At least, that's the mythology perpetuated by label images like Rogue—depicting balding Oregon homebrewers—and Anderson Valley, with its gorgeous background of Mendocino countryside. But small and hyperlocal don't always go hand in hand.
Take 21st Amendment. Despite its coveted location next to the Giants' ballpark, and cans displaying the Golden Gate Bridge, most of its hoppy beverages are shipped in from Minnesota from a brewery called Cold Spring. The company didn't respond to interview requests for this story, but is hardly deceptive about where its libations are brewed—the info is right on the can.
The practice highlights an interesting trend in a marketplace where small is big. Despite the artistic notion of your home-brewing neighbor opening shop on recipes and talent alone, vats and bottling lines do not come cheap.
"It's really, really expensive to put in that kind of equipment," says Ron Lindenbusch, CMO of Lagunitas. The Petaluma institution has historically brewed, bottled and labeled all of its hoppy suds at its Sonoma County headquarters, but Lagunitas is now opening a second brewery in Chicago to the tune of around $24 million. And loans are often hard to come by for newbies, Lindenbusch says, adding, "You need to be doing enough business to get [the banks] to pay attention."
Thus the initial dilemma of Jeremy Cowan, founder of Shmaltz Brewing Co. The kosher brewery, which boasts the tagline "Delicious Schtick" and plays on Cowan's Jewish roots with drinks like "He'Brew: The Chosen Beer," began in 1996, when its founder had $2,000 in his bank account. And he wasn't a brewer—just a diehard craft beer fan. So he found a local master to make the He'Brew beer he'd been envisioning, and then bottled, labeled and hand-distributed it around San Francisco in his grandmother's car.

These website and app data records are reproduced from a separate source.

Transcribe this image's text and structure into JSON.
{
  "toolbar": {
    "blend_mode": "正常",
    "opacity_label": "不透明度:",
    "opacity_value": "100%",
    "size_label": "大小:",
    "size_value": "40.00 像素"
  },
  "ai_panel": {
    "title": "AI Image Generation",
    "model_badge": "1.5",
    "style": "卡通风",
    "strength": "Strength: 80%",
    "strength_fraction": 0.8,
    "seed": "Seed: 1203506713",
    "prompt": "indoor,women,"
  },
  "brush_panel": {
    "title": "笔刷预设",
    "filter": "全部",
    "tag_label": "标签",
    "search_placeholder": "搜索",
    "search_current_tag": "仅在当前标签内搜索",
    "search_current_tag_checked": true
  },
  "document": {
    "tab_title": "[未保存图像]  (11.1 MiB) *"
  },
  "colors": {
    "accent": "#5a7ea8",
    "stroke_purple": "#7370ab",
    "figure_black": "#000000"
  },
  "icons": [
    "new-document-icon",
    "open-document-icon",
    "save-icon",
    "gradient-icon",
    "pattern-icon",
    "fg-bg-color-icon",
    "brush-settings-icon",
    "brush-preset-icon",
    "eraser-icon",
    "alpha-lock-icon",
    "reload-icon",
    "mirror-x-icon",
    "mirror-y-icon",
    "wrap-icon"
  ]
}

Since, Shmaltz has continued to engage in what's known as "contract brewing" through Mendocino Brewing Co. and its subsidiary in upstate New York (Shmaltz was finally able to open a brick-and-mortar brewhouse this summer). Contract brewing is essentially outsourcing, but Cowan would argue that the connotations—at least now—aren't nearly as negative.

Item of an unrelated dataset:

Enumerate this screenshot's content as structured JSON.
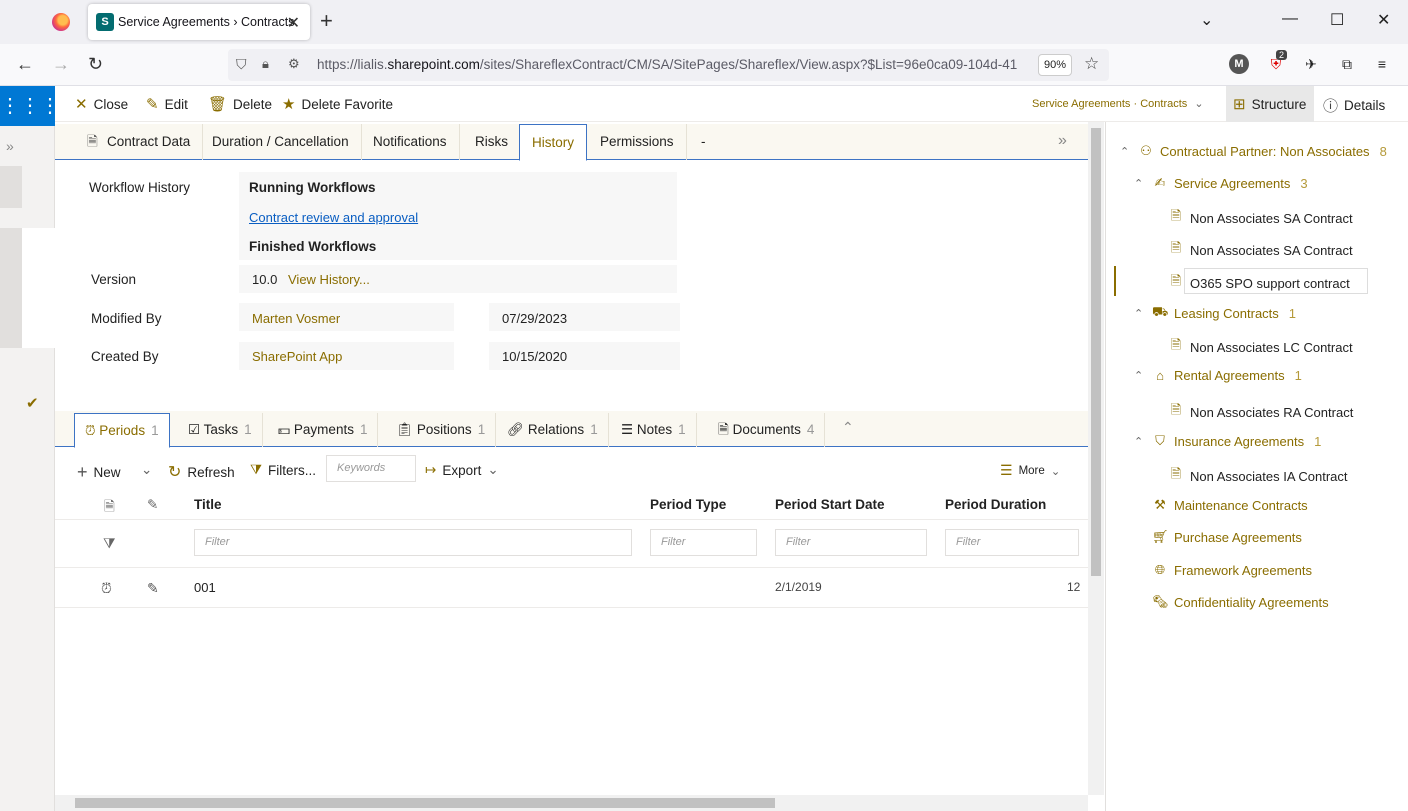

"It's pretty well-documented that in the '80s and '90s, contract brewing got a bad reputation from both directions," he says, speaking of both craft and corporate brewers. But, he adds, "it's very difficult to run a tiny brewing operation. On the very small side, contract brewing can provide a wonderful opportunity for experimentation without the incredible overhead."
Contract brewing has many shades, from hiring a brew master to develop recipes, to simply using someone else's equipment, as 21st Amendment reportedly does. In an interview with the website Serious Eats, founder Shawn O'Sullivan says he goes back to Minnesota monthly to brew the company's gamut of wheats, seasonal saisons and IPAs, claiming the practice is a little like using a friend's kitchen to make lasagna.

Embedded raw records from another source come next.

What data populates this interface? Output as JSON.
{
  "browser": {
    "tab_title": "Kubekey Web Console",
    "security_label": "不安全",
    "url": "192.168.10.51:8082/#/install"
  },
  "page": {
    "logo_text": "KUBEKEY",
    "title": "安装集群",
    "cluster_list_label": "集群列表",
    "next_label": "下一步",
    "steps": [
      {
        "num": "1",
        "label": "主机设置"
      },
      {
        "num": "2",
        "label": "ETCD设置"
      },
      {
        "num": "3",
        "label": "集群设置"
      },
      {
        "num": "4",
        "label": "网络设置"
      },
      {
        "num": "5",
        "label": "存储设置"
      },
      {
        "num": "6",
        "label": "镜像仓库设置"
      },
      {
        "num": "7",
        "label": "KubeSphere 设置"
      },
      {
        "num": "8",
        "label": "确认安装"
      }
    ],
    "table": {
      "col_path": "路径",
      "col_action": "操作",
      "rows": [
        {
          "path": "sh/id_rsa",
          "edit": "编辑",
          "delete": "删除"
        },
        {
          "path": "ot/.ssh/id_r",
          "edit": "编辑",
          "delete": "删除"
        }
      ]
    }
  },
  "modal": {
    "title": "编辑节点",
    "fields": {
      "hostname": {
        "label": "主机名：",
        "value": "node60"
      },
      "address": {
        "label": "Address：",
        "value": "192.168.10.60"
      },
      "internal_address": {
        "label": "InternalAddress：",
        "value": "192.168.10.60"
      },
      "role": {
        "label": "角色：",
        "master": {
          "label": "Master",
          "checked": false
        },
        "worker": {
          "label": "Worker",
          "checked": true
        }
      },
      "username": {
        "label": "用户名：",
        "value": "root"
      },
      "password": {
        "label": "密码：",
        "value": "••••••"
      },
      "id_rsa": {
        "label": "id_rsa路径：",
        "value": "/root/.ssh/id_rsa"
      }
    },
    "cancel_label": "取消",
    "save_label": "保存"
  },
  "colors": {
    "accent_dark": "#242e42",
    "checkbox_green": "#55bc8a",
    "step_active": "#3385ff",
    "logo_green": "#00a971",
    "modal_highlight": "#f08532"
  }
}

But although the practice is slightly more common in the Bay Area where the rent is so damn high, contract brewing only makes up about 1.7 percent of total craft production, according to the Brewers Association. Like Lagunitas, most hopsmiths still do things the old-fashioned way.
"We wanted to own our own stuff without any kind of middleman," says Lindenbusch, adding that the early years were financially tight. "Tony [Magee, Lagunitas founder] refinanced his house four times."
St. Florian's in Windsor is a smaller Sonoma County candidate brewing and bottling on the DIY. Named for the patron saint of firefighters, the fledgling brewery opened this year after beermaker and Windsor fire captain Aaron Levin had been experimenting for years.
"This being Sonoma County, we would offer it to our friends who were all wine drinkers," his business partner and wife, Amy Levin, recalls. Though originally skeptical, she says, they would always hand her back an empty glass.
Now the startup has a bottling line and labels to go with its hand-brewed suds.
"It made more sense for us not to rely on someone else," she says, echoing Lagunitas. "And we'll have a higher profit margin in the end."